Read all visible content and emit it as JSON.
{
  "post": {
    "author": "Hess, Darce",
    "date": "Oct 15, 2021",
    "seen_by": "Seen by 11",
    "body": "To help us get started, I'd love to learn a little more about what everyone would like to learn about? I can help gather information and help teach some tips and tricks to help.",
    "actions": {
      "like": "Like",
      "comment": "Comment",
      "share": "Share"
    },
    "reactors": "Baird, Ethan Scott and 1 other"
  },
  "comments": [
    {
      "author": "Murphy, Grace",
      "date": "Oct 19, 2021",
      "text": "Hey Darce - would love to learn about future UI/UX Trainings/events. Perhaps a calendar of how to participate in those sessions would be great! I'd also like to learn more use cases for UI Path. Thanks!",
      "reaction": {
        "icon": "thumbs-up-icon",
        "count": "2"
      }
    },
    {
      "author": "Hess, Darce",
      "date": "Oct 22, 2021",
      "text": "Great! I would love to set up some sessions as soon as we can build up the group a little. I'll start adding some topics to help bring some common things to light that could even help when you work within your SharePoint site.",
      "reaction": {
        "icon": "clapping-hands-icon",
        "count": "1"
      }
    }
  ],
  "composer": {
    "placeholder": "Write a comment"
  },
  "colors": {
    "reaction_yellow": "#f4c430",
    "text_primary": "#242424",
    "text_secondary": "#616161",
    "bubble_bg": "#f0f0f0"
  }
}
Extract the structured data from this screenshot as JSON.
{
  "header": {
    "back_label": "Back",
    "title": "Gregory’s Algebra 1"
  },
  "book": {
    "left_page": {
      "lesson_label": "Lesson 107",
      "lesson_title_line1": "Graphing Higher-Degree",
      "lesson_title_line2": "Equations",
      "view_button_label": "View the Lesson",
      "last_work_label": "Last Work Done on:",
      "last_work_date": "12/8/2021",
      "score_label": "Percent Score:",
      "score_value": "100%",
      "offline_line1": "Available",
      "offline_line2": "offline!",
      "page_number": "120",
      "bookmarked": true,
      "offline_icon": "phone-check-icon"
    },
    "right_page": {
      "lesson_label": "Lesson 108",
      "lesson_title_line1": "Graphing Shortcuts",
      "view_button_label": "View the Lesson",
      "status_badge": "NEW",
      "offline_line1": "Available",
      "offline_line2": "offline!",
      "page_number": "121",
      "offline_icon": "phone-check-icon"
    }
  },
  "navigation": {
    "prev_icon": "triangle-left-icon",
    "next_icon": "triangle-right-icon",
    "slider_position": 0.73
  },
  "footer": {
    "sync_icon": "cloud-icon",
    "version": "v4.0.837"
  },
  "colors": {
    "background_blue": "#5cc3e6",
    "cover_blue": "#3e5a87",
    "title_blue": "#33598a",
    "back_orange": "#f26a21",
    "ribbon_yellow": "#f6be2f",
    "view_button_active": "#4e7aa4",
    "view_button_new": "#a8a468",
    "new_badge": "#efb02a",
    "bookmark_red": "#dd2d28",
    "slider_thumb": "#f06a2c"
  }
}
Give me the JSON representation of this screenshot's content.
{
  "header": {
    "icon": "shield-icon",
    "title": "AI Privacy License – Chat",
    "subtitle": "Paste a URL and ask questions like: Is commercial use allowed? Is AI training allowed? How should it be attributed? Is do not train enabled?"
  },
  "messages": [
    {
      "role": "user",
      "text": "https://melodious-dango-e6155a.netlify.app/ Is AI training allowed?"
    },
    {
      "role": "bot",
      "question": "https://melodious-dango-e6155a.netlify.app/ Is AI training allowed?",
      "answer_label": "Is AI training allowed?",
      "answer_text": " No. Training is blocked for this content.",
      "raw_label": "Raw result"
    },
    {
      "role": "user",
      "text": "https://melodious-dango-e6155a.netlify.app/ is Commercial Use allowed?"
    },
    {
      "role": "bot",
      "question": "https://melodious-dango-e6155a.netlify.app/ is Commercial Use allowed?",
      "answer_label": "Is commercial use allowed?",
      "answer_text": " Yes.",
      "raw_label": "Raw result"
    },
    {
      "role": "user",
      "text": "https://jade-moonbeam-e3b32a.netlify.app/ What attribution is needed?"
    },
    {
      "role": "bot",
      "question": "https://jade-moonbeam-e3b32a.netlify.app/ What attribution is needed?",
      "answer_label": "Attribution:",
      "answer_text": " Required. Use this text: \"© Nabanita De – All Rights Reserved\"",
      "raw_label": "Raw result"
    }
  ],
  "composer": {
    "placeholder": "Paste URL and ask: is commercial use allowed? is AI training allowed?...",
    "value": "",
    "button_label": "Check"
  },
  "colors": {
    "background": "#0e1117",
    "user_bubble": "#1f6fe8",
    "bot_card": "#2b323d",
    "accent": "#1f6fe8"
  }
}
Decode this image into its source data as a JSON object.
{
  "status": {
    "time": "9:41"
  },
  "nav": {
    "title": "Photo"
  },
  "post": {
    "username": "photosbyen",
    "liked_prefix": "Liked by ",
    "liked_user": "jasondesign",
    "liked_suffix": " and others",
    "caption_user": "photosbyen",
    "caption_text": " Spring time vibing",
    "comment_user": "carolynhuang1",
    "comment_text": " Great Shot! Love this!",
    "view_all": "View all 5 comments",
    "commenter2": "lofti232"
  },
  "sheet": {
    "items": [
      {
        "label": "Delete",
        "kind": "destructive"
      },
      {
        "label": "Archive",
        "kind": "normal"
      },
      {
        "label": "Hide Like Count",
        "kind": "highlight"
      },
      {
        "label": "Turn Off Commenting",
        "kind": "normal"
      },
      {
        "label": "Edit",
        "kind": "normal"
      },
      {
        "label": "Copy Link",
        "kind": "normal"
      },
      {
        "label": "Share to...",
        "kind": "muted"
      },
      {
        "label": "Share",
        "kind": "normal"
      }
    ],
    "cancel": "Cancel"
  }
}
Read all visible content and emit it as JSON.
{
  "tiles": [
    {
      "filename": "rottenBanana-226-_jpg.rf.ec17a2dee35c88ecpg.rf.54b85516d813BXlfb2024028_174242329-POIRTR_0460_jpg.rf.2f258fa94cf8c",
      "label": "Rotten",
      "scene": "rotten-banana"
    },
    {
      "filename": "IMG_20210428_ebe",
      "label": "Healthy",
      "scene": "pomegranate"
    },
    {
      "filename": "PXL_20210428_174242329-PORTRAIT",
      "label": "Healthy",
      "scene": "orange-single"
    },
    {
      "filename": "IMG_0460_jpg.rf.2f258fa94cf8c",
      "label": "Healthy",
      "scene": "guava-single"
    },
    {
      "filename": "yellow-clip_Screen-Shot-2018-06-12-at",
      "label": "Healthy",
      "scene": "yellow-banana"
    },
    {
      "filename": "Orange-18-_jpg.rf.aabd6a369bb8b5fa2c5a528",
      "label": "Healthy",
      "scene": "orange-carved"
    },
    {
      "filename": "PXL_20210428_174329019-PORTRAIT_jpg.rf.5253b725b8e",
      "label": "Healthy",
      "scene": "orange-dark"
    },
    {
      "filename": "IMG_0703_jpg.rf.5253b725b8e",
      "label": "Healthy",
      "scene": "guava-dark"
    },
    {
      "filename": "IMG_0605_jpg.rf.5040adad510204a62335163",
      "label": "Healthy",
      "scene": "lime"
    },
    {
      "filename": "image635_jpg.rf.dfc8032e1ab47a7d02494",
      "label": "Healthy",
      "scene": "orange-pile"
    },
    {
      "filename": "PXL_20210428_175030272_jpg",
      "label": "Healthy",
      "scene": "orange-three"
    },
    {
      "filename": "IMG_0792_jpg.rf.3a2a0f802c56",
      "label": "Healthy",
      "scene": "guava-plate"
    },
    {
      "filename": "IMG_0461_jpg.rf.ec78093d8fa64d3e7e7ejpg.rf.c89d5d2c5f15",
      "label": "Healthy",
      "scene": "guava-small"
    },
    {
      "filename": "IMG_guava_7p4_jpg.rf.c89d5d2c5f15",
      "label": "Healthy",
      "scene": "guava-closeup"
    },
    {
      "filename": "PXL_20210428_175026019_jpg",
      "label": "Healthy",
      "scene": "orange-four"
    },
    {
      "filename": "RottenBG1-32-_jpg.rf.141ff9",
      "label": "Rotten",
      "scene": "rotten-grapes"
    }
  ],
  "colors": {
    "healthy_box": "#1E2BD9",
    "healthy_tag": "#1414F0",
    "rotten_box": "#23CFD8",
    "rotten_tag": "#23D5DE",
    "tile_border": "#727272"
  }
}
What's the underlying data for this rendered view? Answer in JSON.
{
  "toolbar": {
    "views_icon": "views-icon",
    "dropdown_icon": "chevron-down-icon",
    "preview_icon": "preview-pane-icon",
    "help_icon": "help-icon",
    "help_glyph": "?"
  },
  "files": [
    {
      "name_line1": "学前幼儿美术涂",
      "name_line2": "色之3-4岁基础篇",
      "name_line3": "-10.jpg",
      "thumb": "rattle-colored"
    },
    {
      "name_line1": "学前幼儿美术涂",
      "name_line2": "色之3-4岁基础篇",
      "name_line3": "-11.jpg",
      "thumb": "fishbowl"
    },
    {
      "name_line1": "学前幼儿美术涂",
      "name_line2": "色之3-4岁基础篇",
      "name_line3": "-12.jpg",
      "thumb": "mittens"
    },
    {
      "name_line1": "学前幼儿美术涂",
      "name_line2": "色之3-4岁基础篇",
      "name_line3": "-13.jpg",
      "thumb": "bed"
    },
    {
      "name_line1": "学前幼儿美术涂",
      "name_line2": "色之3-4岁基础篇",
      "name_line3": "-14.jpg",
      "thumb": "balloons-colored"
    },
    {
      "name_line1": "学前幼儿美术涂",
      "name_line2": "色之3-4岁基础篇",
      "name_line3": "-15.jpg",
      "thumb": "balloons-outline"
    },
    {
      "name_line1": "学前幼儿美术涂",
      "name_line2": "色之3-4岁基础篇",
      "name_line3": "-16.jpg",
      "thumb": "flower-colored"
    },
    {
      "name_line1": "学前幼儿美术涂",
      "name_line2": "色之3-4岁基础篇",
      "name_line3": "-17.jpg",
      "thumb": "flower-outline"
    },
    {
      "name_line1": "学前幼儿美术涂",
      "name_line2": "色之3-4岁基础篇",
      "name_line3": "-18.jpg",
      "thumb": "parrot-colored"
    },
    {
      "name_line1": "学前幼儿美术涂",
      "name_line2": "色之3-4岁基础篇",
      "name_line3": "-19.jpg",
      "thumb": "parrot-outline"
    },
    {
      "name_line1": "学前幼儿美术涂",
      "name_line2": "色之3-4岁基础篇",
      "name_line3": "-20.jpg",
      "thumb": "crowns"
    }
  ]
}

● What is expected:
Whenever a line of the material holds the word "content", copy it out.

● Problem solution:
Read all visible content and emit it as JSON.
Give me the JSON representation of this screenshot's content.
      "answer_text": " No. Training is blocked for this content.",
Read all visible content and emit it as JSON.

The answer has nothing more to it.